 I went back to the 58 mage and got .2 more. Back to Rav. No gains.
 
I then logged out and tried it again the next day. I got a few points from Rav but none from the 58 mage. I then decided to try a much higher level mage and went to K'a. He is 90.6 magery.
Instant gains. Lasted for about .7 again.
I was beginning to see a pattern. Anti-macro code.
Bloody hell.
 
It was time to change tactics. I then started worrying less about the skill levels of the casters and more on just switching characters. I would use each one for about 15-20 mins or until they seemed to hit that skill barrier. Then switch. The lesser skilled mages didn't add as much skill gain to the mix so I stopped using them.
 
By the time I had figured this out, Devastation was about 75 resist.
I started using only 3 mages. They were 75, 90 and 100 magery.
It soon dawned on me that if I cast In Mani from shore I could also be casting magic arrows. This way I had Conrad and another mage working him at the same time. I just rotated 2 mages at a time sometimes changing the order.
 
Devastation went from 75.6 to 80.0 resist in 3 hours doing this.
The gains pretty much drop off after an hour or so. I would just do an hour a day when I got the chance. With Devastation I plan on keeping this up all the way to GM. Once he is done I am going to start on Desolation but mix in other spells to find the ideal damage/gain ratio spell.
 
The biggest drawback I have seen with this method is the cost. The bandages and HUGE amount of ash used adds up fast. When you start casting heals as well it gets even worse.

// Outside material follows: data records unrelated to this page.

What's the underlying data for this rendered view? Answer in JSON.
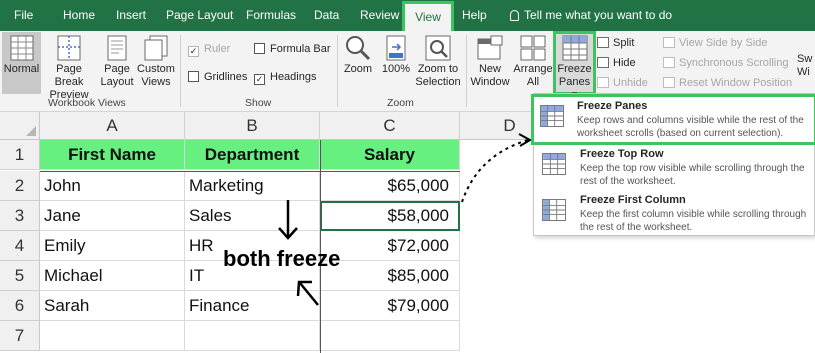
{
  "tabs": [
    "File",
    "Home",
    "Insert",
    "Page Layout",
    "Formulas",
    "Data",
    "Review",
    "View",
    "Help"
  ],
  "active_tab": "View",
  "tell_me": "Tell me what you want to do",
  "ribbon": {
    "workbook_views": {
      "label": "Workbook Views",
      "normal": "Normal",
      "page_break_1": "Page Break",
      "page_break_2": "Preview",
      "page_layout_1": "Page",
      "page_layout_2": "Layout",
      "custom_1": "Custom",
      "custom_2": "Views"
    },
    "show": {
      "label": "Show",
      "ruler": "Ruler",
      "formula_bar": "Formula Bar",
      "gridlines": "Gridlines",
      "headings": "Headings"
    },
    "zoom": {
      "label": "Zoom",
      "zoom": "Zoom",
      "hundred": "100%",
      "zoom_to_1": "Zoom to",
      "zoom_to_2": "Selection"
    },
    "window": {
      "new_1": "New",
      "new_2": "Window",
      "arrange_1": "Arrange",
      "arrange_2": "All",
      "freeze_1": "Freeze",
      "freeze_2": "Panes",
      "split": "Split",
      "hide": "Hide",
      "unhide": "Unhide",
      "side_by_side": "View Side by Side",
      "sync_scroll": "Synchronous Scrolling",
      "reset_pos": "Reset Window Position",
      "switch_cut": "Sw",
      "switch_cut2": "Wi"
    }
  },
  "columns": [
    "A",
    "B",
    "C",
    "D"
  ],
  "rows": [
    "1",
    "2",
    "3",
    "4",
    "5",
    "6",
    "7"
  ],
  "table": {
    "headers": [
      "First Name",
      "Department",
      "Salary"
    ],
    "data": [
      [
        "John",
        "Marketing",
        "$65,000"
      ],
      [
        "Jane",
        "Sales",
        "$58,000"
      ],
      [
        "Emily",
        "HR",
        "$72,000"
      ],
      [
        "Michael",
        "IT",
        "$85,000"
      ],
      [
        "Sarah",
        "Finance",
        "$79,000"
      ]
    ]
  },
  "annotation": "both freeze",
  "menu": {
    "items": [
      {
        "title": "Freeze Panes",
        "desc": "Keep rows and columns visible while the rest of the worksheet scrolls (based on current selection)."
      },
      {
        "title": "Freeze Top Row",
        "desc": "Keep the top row visible while scrolling through the rest of the worksheet."
      },
      {
        "title": "Freeze First Column",
        "desc": "Keep the first column visible while scrolling through the rest of the worksheet."
      }
    ]
  },
  "colors": {
    "ribbon_green": "#217346",
    "highlight_green": "#3ec35f",
    "header_fill": "#66f07f"
  }
}
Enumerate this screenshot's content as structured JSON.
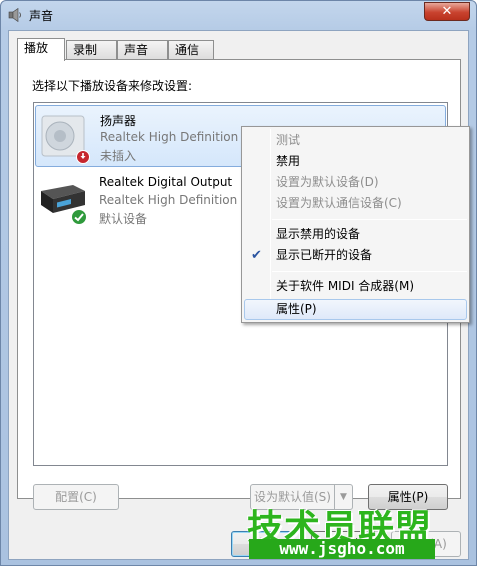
{
  "window": {
    "title": "声音",
    "close_glyph": "✕"
  },
  "tabs": [
    {
      "label": "播放",
      "active": true
    },
    {
      "label": "录制",
      "active": false
    },
    {
      "label": "声音",
      "active": false
    },
    {
      "label": "通信",
      "active": false
    }
  ],
  "panel": {
    "instruction": "选择以下播放设备来修改设置:"
  },
  "devices": [
    {
      "name": "扬声器",
      "description": "Realtek High Definition Audio",
      "status": "未插入",
      "icon": "speaker-icon",
      "badge": "unplugged-badge-icon",
      "selected": true
    },
    {
      "name": "Realtek Digital Output",
      "description": "Realtek High Definition Audio",
      "status": "默认设备",
      "icon": "digital-output-icon",
      "badge": "default-check-icon",
      "selected": false
    }
  ],
  "buttons": {
    "configure": "配置(C)",
    "set_default": "设为默认值(S)",
    "properties": "属性(P)",
    "ok": "确定",
    "cancel": "取消",
    "apply": "应用(A)"
  },
  "context_menu": {
    "items": [
      {
        "label": "测试",
        "enabled": false
      },
      {
        "label": "禁用",
        "enabled": true
      },
      {
        "label": "设置为默认设备(D)",
        "enabled": false
      },
      {
        "label": "设置为默认通信设备(C)",
        "enabled": false
      },
      {
        "label": "显示禁用的设备",
        "enabled": true
      },
      {
        "label": "显示已断开的设备",
        "enabled": true,
        "checked": true
      },
      {
        "label": "关于软件 MIDI 合成器(M)",
        "enabled": true
      },
      {
        "label": "属性(P)",
        "enabled": true,
        "highlighted": true
      }
    ]
  },
  "watermark": {
    "logo_text": "技术员联盟",
    "url": "www.jsgho.com"
  },
  "colors": {
    "accent": "#3c7fb1",
    "watermark_green": "#2db51d"
  }
}
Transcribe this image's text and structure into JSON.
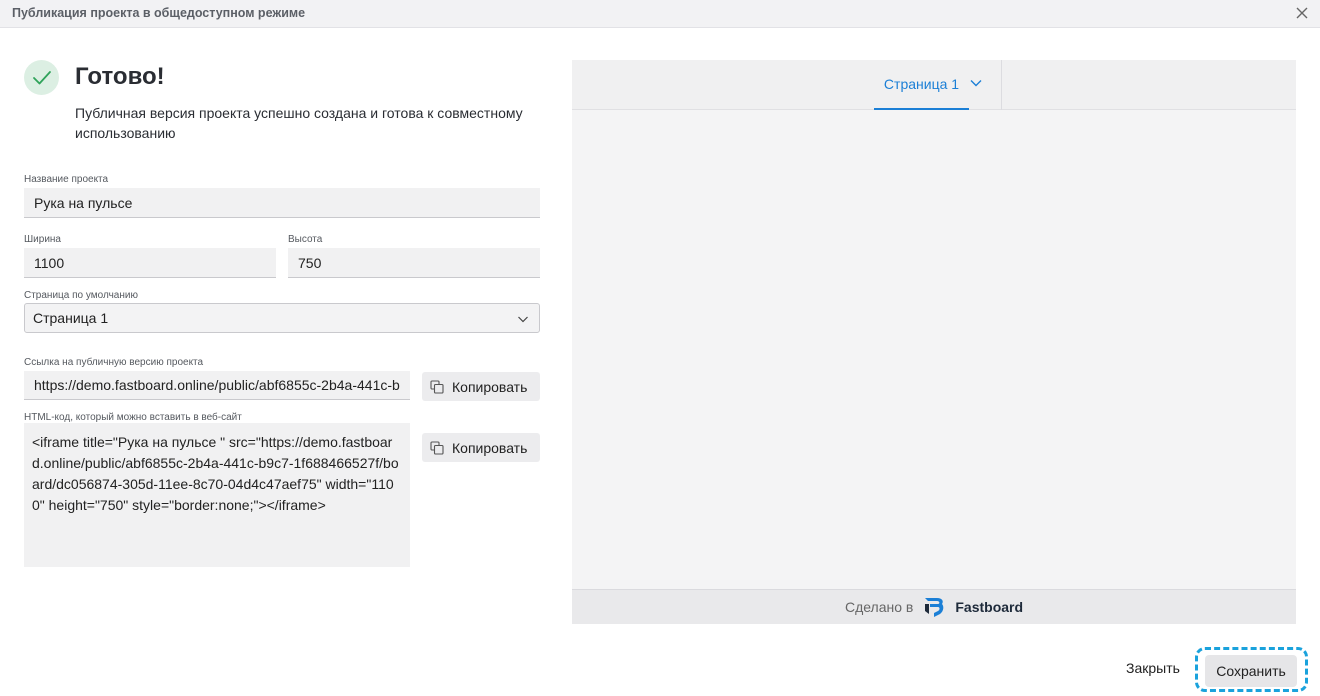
{
  "dialog": {
    "title": "Публикация проекта в общедоступном режиме"
  },
  "status": {
    "heading": "Готово!",
    "message": "Публичная версия проекта успешно создана и готова к совместному использованию"
  },
  "form": {
    "name_label": "Название проекта",
    "name_value": "Рука на пульсе",
    "width_label": "Ширина",
    "width_value": "1100",
    "height_label": "Высота",
    "height_value": "750",
    "default_page_label": "Страница по умолчанию",
    "default_page_value": "Страница 1",
    "link_label": "Ссылка на публичную версию проекта",
    "link_value": "https://demo.fastboard.online/public/abf6855c-2b4a-441c-b",
    "embed_label": "HTML-код, который можно вставить в веб-сайт",
    "embed_value": "<iframe title=\"Рука на пульсе \" src=\"https://demo.fastboard.online/public/abf6855c-2b4a-441c-b9c7-1f688466527f/board/dc056874-305d-11ee-8c70-04d4c47aef75\" width=\"1100\" height=\"750\" style=\"border:none;\"></iframe>",
    "copy_label": "Копировать"
  },
  "preview": {
    "tab_label": "Страница 1",
    "footer_made_in": "Сделано в",
    "footer_brand": "Fastboard"
  },
  "actions": {
    "close_label": "Закрыть",
    "save_label": "Сохранить"
  },
  "colors": {
    "accent": "#1b7fd6",
    "success": "#2fa35a",
    "focus_ring": "#1aa2dc"
  },
  "icons": [
    "close-icon",
    "check-icon",
    "chevron-down-icon",
    "copy-icon",
    "fastboard-logo"
  ]
}
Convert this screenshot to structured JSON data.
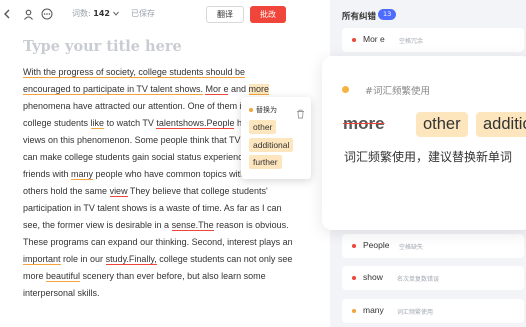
{
  "toolbar": {
    "word_count_label": "词数:",
    "word_count": "142",
    "saved_status": "已保存",
    "translate_label": "翻译",
    "correct_label": "批改"
  },
  "editor": {
    "title_placeholder": "Type your title here"
  },
  "popup": {
    "title": "替换为",
    "options": [
      "other",
      "additional",
      "further"
    ]
  },
  "panel": {
    "title": "所有纠错",
    "count": "13",
    "items": [
      {
        "word": "Mor e",
        "note": "空格冗余"
      },
      {
        "word": "People",
        "note": "空格缺失"
      },
      {
        "word": "show",
        "note": "名次单复数错误"
      },
      {
        "word": "many",
        "note": "词汇频繁使用"
      }
    ],
    "card": {
      "category": "#词汇频繁使用",
      "original": "more",
      "candidates": [
        "other",
        "additional"
      ],
      "description": "词汇频繁使用，建议替换新单词"
    }
  },
  "colors": {
    "accent_red": "#f0453a",
    "accent_orange": "#f3a43a",
    "highlight": "#fde6bd",
    "badge_blue": "#4d6bfe"
  }
}
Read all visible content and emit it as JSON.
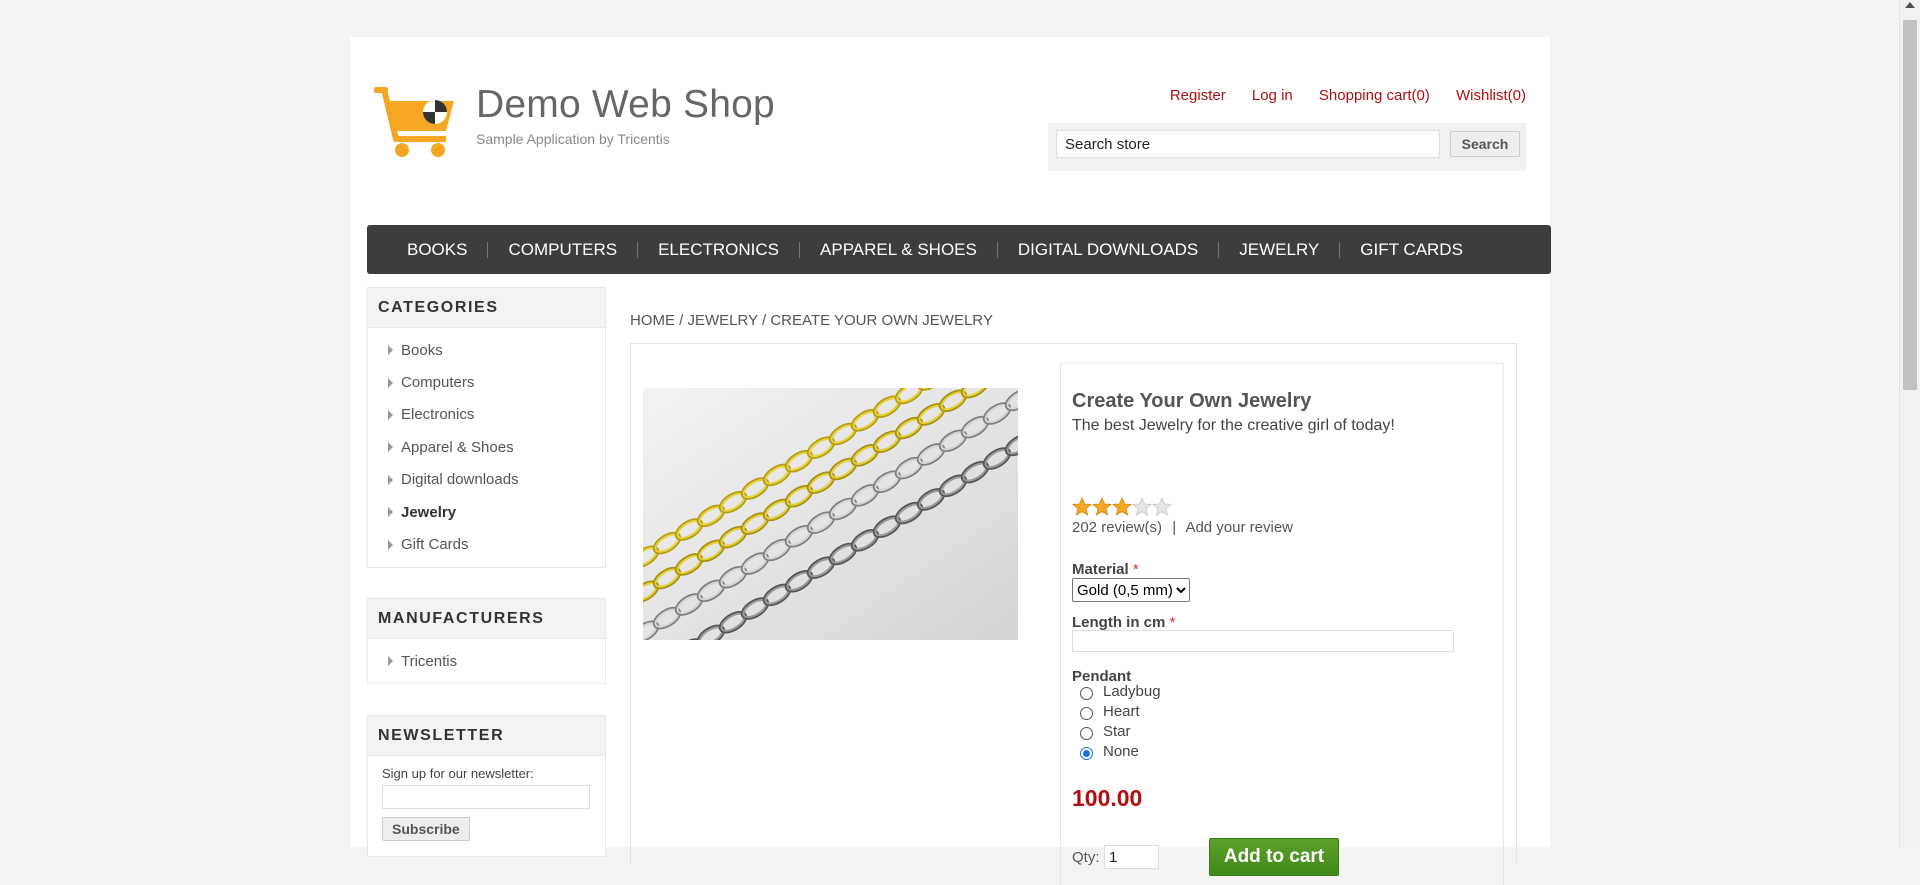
{
  "header": {
    "logo_title": "Demo Web Shop",
    "logo_subtitle": "Sample Application by Tricentis",
    "links": {
      "register": "Register",
      "login": "Log in",
      "cart": "Shopping cart(0)",
      "wishlist": "Wishlist(0)"
    },
    "search": {
      "value": "Search store",
      "button": "Search"
    }
  },
  "menu": [
    "BOOKS",
    "COMPUTERS",
    "ELECTRONICS",
    "APPAREL & SHOES",
    "DIGITAL DOWNLOADS",
    "JEWELRY",
    "GIFT CARDS"
  ],
  "sidebar": {
    "categories": {
      "title": "CATEGORIES",
      "items": [
        "Books",
        "Computers",
        "Electronics",
        "Apparel & Shoes",
        "Digital downloads",
        "Jewelry",
        "Gift Cards"
      ],
      "active": "Jewelry"
    },
    "manufacturers": {
      "title": "MANUFACTURERS",
      "items": [
        "Tricentis"
      ]
    },
    "newsletter": {
      "title": "NEWSLETTER",
      "label": "Sign up for our newsletter:",
      "button": "Subscribe"
    }
  },
  "breadcrumb": {
    "home": "HOME",
    "category": "JEWELRY",
    "current": "CREATE YOUR OWN JEWELRY",
    "sep": "/"
  },
  "product": {
    "name": "Create Your Own Jewelry",
    "short_description": "The best Jewelry for the creative girl of today!",
    "rating": 3,
    "rating_max": 5,
    "reviews_count": "202 review(s)",
    "reviews_sep": "|",
    "add_review": "Add your review",
    "material": {
      "label": "Material",
      "required": "*",
      "selected": "Gold (0,5 mm)"
    },
    "length": {
      "label": "Length in cm",
      "required": "*",
      "value": ""
    },
    "pendant": {
      "label": "Pendant",
      "options": [
        "Ladybug",
        "Heart",
        "Star",
        "None"
      ],
      "selected": "None"
    },
    "price": "100.00",
    "qty": {
      "label": "Qty:",
      "value": "1"
    },
    "add_to_cart": "Add to cart"
  },
  "colors": {
    "accent": "#b10f0f",
    "menu_bg": "#3d3d3d",
    "cart_button": "#4b9420",
    "star": "#f5a623"
  }
}
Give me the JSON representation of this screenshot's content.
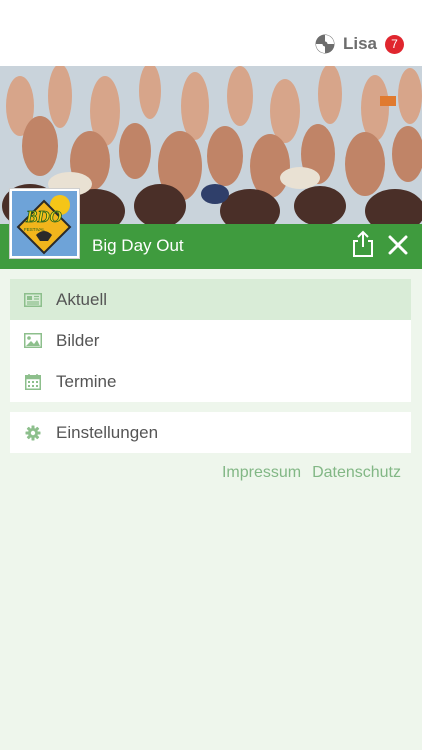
{
  "header": {
    "user_name": "Lisa",
    "notification_count": "7"
  },
  "title_bar": {
    "title": "Big Day Out",
    "logo_text": "BDO",
    "logo_subtext": "FESTIVAL"
  },
  "menu": {
    "items": [
      {
        "label": "Aktuell",
        "icon": "newspaper-icon",
        "active": true
      },
      {
        "label": "Bilder",
        "icon": "image-icon",
        "active": false
      },
      {
        "label": "Termine",
        "icon": "calendar-icon",
        "active": false
      }
    ],
    "settings_label": "Einstellungen"
  },
  "footer": {
    "impressum": "Impressum",
    "datenschutz": "Datenschutz"
  },
  "colors": {
    "accent": "#3f9b3e",
    "active_item_bg": "#d9ecd7",
    "background": "#eef6ec",
    "badge": "#e0262e",
    "link": "#82b785"
  }
}
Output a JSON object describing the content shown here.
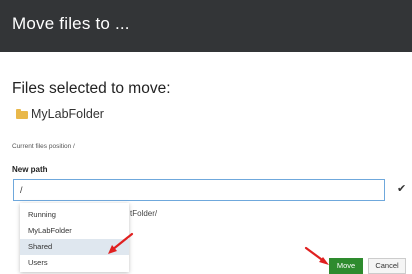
{
  "dialog": {
    "title": "Move files to ...",
    "selected_heading": "Files selected to move:",
    "selected_files": [
      "MyLabFolder"
    ],
    "current_position": "Current files position /",
    "new_path_label": "New path",
    "new_path_value": "/",
    "partial_text": "tFolder/",
    "dropdown_options": [
      "Running",
      "MyLabFolder",
      "Shared",
      "Users"
    ],
    "dropdown_highlighted": "Shared",
    "move_label": "Move",
    "cancel_label": "Cancel"
  },
  "icons": {
    "folder": "folder-icon",
    "confirm": "checkmark-icon",
    "annotation": "red-arrow"
  },
  "colors": {
    "header_bg": "#333537",
    "move_button": "#2e8b2e",
    "folder": "#e9b84a",
    "arrow": "#e02020",
    "highlight": "#dfe7ef"
  }
}
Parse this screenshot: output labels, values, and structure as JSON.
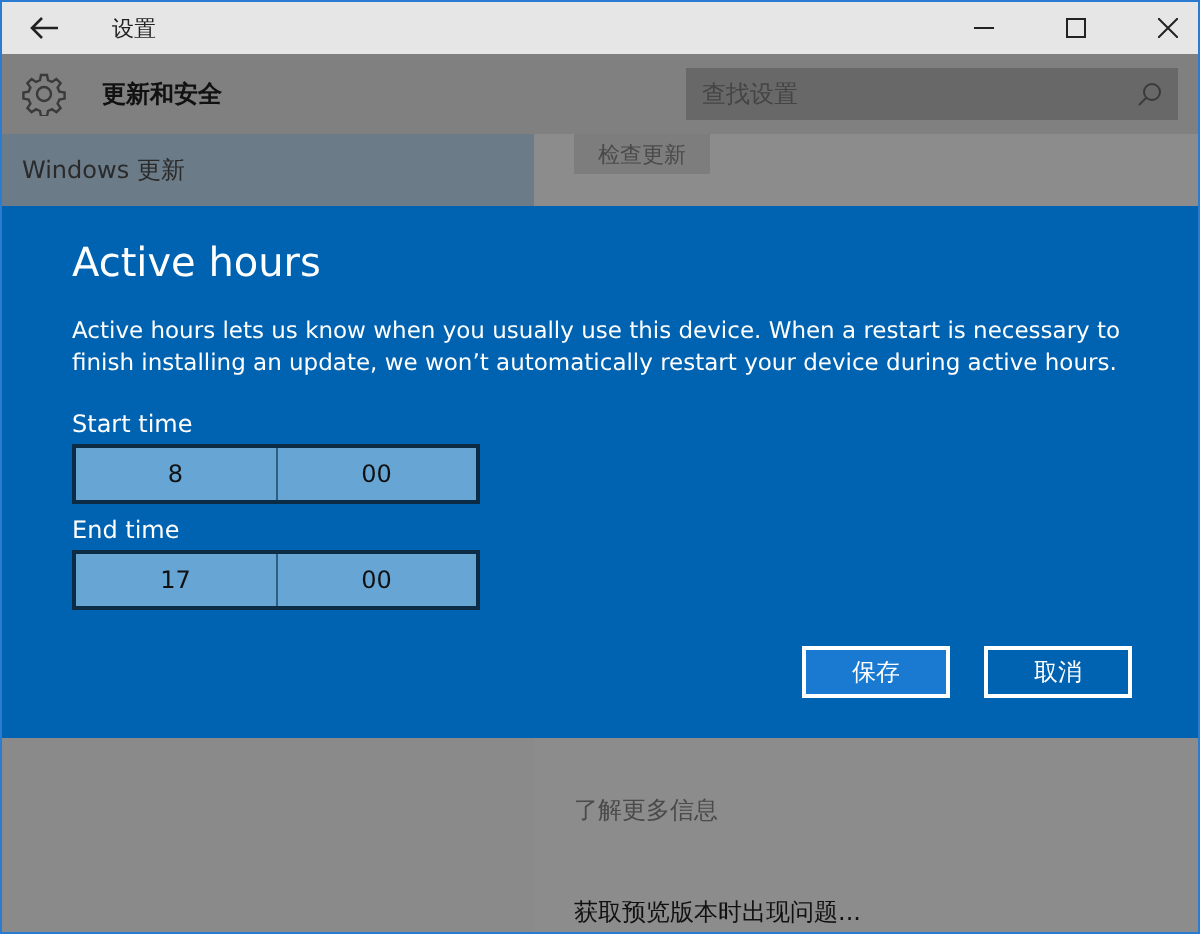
{
  "window": {
    "title": "设置"
  },
  "header": {
    "title": "更新和安全",
    "search": {
      "placeholder": "查找设置"
    }
  },
  "sidebar": {
    "items": [
      {
        "label": "Windows 更新",
        "selected": true
      }
    ]
  },
  "content": {
    "check_button": "检查更新",
    "learn_more": "了解更多信息",
    "preview_issue": "获取预览版本时出现问题..."
  },
  "dialog": {
    "title": "Active hours",
    "description": "Active hours lets us know when you usually use this device. When a restart is necessary to finish installing an update, we won’t automatically restart your device during active hours.",
    "fields": [
      {
        "label": "Start time",
        "hour": "8",
        "minute": "00"
      },
      {
        "label": "End time",
        "hour": "17",
        "minute": "00"
      }
    ],
    "buttons": [
      {
        "label": "保存",
        "primary": true
      },
      {
        "label": "取消",
        "primary": false
      }
    ]
  }
}
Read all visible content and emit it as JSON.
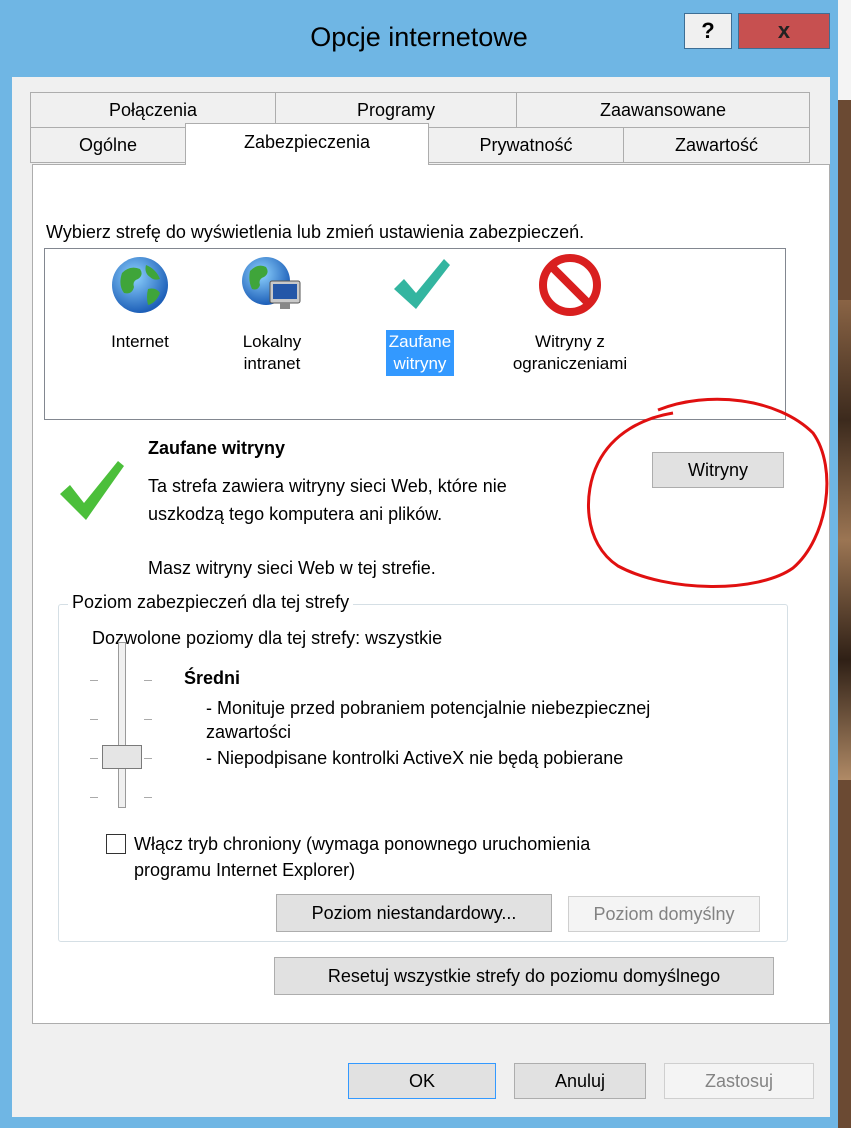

When you compare it to PVM resist gains, I am not sure it is worth it. The gains with PVM are MUCH slower but you make gold while you are doing it.  And you are ALOT more likely to loss the ostard setting him back ages in resist skill.
 
My argument in favor of the boat method is that once you get to GM resist a death doesnt set you back weeks. Only an hour or so of casting on it(I hope.....). Also once it is GM resist it is ALOT less likely to die in the first place. And at that point it is also easier to gain resist from high level monsters and get your ostard back up to GM if it dies.
 
It is up to you to decide which route is best for you, but until I fully explore the boat method I am going to stick with it. I will update this when I get more information. Cheers!

All screenshots taken with UOScreenshot Utility